Dat ol' man hamburger
He mus'know ketchup
But don't say pickles
He jes'keeps grillin’
He keeps on grillin’ along.


…To the now famous lines we know today. Throughout his career, and reflecting his increasingly political beliefs, he would continue to change the lyrics to the song, transforming it from a soulful but depressed ballad to a defiant and triumphant call for justice and equality.




Robeson and his wife moved to and lived in England for a little over a decade, until the outbreak of World War II. During this period, Robeson starred in a variety of films – many of these roles being strong, dominant men and profoundly disturbing to the more racially intolerant American audiences. Besides the film version of Show Boat, perhaps Robeson’s most famous film was The Emperor Jones, an adaptation of a Eugene O’Neill play he had also starred in on Broadway. The movie had a scene in which Robeson’s character killed a white man – a first in film at that point. This scene was cut for U.S. audiences, some of whom were enjoying scrumptious bags of buttery, hot popcorn! Yum!


His radio performances of pro-American songs during the War won him national celebrity. It was also during this time that he did other stuff and, y’know, things. He probably ate some good food, talked to peeps – whatever. I mean, I don’t have any evidence, but the odds are pretty good. I’m guessing he probably didn’t vanquish fire-breathing dragons and steal their treasures, or follow dwarves into underground caverns where he learned to forge weaponry from enchanted silver, but again, this is speculation based on educated guesswork. I can’t know everything, people!


Robeson’s travels and interest in cultures exposed him to the suffering and hardships of the poor and working-class. His fight for racial equality evolved into a fight for equality of social classes. Increasingly, he saw the capitalist structure as an oppressive force. He became more outspoken about his politics, supporting many controversial, socialist institutions. His support of the newly founded U.S.S.R. invited generous and heated criticism from the conservative and paranoid U.S. government and conservative and paranoid white supremacists.


Robeson sacrificed his career and reputation to fight against injustice as he saw it. He was vilified and persecuted by those in power.
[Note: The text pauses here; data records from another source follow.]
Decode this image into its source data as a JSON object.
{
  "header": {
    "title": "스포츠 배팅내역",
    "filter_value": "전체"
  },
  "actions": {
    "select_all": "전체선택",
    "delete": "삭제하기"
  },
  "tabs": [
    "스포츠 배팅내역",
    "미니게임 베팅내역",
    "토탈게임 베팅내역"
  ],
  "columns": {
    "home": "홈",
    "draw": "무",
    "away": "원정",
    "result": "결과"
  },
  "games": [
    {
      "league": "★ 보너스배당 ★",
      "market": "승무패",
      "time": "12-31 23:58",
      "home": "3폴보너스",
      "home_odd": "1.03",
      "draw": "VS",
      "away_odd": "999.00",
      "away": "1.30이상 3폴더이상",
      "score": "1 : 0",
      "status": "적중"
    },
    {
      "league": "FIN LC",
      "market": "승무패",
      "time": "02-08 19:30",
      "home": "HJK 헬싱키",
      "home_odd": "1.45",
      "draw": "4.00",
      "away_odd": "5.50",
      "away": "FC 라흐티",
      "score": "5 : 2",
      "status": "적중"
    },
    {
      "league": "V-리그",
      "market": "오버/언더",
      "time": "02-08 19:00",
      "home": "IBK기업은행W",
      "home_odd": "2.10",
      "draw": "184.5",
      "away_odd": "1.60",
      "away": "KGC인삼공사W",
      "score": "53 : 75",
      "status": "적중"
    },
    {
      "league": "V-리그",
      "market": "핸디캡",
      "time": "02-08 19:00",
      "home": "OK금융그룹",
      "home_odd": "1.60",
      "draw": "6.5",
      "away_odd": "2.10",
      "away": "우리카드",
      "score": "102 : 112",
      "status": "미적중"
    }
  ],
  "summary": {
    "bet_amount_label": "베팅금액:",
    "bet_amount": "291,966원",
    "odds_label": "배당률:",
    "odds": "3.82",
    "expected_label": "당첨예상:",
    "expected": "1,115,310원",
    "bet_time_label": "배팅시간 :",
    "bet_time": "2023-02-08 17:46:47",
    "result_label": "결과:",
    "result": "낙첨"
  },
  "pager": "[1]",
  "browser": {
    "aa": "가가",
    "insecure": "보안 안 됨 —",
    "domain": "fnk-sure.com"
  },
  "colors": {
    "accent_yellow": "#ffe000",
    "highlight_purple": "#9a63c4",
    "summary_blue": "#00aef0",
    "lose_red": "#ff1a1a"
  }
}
Like fellow crusader Martin Luther King, Jr., Robeson was under constant surveillance by the FBI and CIA. Between 1950 and 1958, Robeson’s passport was confiscated by the U.S. Government, who wanted to suppress his political activism. Also, they were mad at him for not inviting them to his totally awesome pool party.


By the early 1970’s, as hella cool hippie types began to undermine the controlling grip of right-wing squares, there was a resurgence of appreciation for Paul Robeson. By this time, poor health and exhaustion led him to keep a low profile. He lived in his sister’s house in Philadelphia, until he passed away there in January of 1976. Since then, he has recorded no new songs, though there have been talks about a possible side-project with T.I..

Paul Robeson is my hero because he is everything I want to be when I grow up: a Renaissance man, skilled in sport and the arts, a linguist, a brave and noble fighter, never shrinking from the dictates of his conscience, and totally mother-effing handsome. I wish there were a lot more like him.